BEGIN Extracted data
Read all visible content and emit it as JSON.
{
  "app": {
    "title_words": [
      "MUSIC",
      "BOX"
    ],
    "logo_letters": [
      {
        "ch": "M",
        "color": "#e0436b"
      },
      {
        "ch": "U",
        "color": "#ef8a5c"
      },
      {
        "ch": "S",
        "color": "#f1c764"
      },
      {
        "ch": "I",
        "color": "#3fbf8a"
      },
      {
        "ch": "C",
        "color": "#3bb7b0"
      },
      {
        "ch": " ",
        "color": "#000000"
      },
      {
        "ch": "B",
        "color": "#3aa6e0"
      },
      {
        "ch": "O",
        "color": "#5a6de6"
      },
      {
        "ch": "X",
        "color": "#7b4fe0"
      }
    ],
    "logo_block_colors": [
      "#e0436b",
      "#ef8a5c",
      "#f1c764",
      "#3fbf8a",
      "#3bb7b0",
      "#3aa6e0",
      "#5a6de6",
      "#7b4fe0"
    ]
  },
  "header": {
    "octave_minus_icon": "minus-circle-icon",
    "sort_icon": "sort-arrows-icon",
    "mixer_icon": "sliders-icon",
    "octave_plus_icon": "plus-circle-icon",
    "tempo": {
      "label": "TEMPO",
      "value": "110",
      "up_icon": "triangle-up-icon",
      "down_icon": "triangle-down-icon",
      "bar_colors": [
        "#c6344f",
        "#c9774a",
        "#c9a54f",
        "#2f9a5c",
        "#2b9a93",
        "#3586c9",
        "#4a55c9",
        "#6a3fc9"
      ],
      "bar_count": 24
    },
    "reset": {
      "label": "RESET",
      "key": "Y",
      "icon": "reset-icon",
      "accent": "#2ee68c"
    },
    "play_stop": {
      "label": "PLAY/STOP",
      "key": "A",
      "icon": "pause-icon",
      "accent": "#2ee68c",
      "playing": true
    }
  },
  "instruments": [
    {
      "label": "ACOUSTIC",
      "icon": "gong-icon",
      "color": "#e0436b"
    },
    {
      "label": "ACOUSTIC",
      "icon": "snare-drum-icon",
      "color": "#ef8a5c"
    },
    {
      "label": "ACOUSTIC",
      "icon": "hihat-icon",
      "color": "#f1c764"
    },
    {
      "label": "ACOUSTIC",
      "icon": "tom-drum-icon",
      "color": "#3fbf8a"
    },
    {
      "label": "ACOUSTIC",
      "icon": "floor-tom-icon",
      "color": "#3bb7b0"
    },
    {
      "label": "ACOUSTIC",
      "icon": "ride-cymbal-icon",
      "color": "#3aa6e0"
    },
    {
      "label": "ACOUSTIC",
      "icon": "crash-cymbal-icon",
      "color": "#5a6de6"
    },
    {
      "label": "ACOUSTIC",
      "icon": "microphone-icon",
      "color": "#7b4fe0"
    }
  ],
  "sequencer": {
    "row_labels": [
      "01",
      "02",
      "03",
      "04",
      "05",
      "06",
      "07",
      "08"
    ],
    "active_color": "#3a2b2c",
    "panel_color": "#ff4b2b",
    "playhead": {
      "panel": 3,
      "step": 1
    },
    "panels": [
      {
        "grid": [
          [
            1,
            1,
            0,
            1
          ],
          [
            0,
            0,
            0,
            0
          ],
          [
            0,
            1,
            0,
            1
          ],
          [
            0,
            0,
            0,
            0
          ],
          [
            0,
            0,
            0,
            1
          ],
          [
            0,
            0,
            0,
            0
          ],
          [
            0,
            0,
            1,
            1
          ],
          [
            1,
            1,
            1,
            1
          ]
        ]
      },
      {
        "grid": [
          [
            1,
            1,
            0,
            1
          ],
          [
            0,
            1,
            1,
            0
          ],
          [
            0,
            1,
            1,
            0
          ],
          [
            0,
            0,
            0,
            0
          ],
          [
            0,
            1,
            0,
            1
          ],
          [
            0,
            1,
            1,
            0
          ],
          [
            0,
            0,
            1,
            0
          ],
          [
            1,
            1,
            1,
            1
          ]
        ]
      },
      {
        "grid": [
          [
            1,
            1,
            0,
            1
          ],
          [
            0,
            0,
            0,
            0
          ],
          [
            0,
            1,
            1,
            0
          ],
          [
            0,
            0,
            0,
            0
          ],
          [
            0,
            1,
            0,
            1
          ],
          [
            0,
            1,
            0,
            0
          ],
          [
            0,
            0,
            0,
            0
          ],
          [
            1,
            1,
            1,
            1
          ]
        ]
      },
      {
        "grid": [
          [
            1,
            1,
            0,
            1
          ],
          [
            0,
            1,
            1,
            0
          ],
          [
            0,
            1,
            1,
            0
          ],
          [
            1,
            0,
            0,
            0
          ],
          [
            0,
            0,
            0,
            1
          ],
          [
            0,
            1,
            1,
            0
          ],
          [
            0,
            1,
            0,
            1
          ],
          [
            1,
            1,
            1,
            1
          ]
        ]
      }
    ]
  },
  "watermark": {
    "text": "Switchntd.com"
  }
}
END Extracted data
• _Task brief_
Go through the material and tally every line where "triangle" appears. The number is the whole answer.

• _Answer to this exercise_
2